“This war, like most wars, has turned out to be a trickier business than we expected. We must now face two shocking surprises. The first surprise is that if we say and believe that we are at war with nature, then we are in the fullest sense at war: that is, we are both opposing and being opposed, and the costs to both sides are extremely high.
“The second surprise is that we are not winning. On the evidence now available, we have to conclude that we are losing – and moreover, that there was never a chance that we could win. Despite the immense power and violence that we have deployed against her, nature is handing us one defeat after another.”

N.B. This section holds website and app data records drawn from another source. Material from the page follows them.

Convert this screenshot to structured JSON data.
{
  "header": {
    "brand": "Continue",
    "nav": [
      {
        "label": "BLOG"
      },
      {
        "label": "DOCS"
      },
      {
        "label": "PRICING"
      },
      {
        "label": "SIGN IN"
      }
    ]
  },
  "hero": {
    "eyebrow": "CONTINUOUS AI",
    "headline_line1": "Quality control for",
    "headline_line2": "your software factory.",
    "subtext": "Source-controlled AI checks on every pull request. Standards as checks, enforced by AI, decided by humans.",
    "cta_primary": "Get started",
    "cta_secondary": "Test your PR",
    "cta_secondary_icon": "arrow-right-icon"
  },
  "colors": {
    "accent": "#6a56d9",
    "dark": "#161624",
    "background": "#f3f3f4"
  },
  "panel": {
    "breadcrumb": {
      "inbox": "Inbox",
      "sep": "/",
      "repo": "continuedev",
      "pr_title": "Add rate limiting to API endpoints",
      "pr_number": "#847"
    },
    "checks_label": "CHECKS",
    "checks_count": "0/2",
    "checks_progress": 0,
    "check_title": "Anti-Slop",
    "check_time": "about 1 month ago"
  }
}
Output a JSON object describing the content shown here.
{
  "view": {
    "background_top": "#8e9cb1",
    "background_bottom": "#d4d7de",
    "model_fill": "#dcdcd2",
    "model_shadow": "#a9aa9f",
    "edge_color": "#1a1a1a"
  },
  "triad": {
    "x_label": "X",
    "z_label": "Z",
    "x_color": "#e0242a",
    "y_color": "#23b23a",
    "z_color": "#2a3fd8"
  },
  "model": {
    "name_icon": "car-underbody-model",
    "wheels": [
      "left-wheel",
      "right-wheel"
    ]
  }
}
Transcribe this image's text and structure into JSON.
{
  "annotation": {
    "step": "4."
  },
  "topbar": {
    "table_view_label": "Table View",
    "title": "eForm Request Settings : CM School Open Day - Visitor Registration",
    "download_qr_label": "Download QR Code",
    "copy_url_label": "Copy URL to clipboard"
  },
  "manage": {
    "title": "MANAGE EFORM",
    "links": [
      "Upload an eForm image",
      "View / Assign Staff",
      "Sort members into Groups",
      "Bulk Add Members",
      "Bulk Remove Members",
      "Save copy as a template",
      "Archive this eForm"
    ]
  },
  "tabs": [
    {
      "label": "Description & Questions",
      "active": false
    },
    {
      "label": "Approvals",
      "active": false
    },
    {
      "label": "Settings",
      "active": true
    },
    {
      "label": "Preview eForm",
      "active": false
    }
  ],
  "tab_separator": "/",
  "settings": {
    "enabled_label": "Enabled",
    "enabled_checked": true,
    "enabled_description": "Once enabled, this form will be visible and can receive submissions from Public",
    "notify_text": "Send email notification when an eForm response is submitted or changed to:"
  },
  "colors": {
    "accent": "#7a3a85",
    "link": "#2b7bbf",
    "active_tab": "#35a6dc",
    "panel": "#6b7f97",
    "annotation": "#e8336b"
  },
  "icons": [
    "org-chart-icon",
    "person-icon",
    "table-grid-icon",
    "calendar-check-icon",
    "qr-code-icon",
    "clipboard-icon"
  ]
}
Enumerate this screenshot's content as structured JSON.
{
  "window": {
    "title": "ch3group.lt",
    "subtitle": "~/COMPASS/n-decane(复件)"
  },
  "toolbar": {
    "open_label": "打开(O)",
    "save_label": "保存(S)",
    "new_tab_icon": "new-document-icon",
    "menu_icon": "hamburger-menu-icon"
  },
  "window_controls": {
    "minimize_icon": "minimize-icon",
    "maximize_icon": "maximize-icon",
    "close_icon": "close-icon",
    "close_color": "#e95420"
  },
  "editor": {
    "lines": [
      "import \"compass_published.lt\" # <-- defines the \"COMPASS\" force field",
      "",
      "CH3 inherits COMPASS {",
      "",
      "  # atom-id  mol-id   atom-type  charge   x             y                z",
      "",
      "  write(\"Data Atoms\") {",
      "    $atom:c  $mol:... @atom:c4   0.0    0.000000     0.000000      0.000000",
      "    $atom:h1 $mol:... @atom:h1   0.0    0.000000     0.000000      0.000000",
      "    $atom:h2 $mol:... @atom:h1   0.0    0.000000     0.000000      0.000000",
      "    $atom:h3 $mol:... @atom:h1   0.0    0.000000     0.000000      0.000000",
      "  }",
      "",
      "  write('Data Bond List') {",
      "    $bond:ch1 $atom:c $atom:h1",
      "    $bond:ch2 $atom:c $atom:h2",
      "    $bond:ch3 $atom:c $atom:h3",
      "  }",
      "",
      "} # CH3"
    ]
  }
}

We would need to further assess the costs of the destruction of culture – not only the liberties that it may have gained individuals, but the extreme burdens in particular it has placed upon future and increasingly the present generation. We could expect, after all, that along with the liberties that would accompany liberation from gratitude to the past and obligations to the future, would also come discernible forms of irresponsibility, in the form of both moral and natural depletions of past inheritance and burdens and debts (rather than inheritances) being bestowed upon future generations. A civilization geared toward extreme presentism – a preeminent feature of modern anti-culture – would be the expected result.
Perhaps the worst burden of all would be the sure knowledge that one’s death would mean one’s elimination from the memory of humankind. The destruction of culture involves the elimination of temporal continuity in the form of remembrance and memoralization, those stories that are told about the souls of those still present in our own practices and ways. If the past ceases to be a guide or in any way relevant to the actions of the future, then the faster forgotten, the better. We speak today of a “health care crisis” in terms that only treats us as bodies, and for such radically individuated bodies, the cessation of our life is the worst imaginable possibility – the summum malum of Hobbes. Living in culture of memory and expectation, one’s death – while always hard – is not the worst imaginable possibility, since one’s death is not tantamount to a condition as if one had never existed. Although we live longer than ever, we live amidst a “health care crisis” that we can’t see is a crisis of culture, and the sickness lies in the unhealth of family, community, and cult. Membership in these – not more health club memberships – is what is needed.
We can remember only in times of leisure. As Josef Pieper argues, leisure is the basis of culture, because it is especially in our feasts, festivals and in reflection – all, in skole – that we recollect and anticipate, that we weave the past and future into our present. Over the course of these several days and two nights, let us feast and be festive and reflect – let us have that true experience of skole, of leisure. Let us taste what a cultured life would be.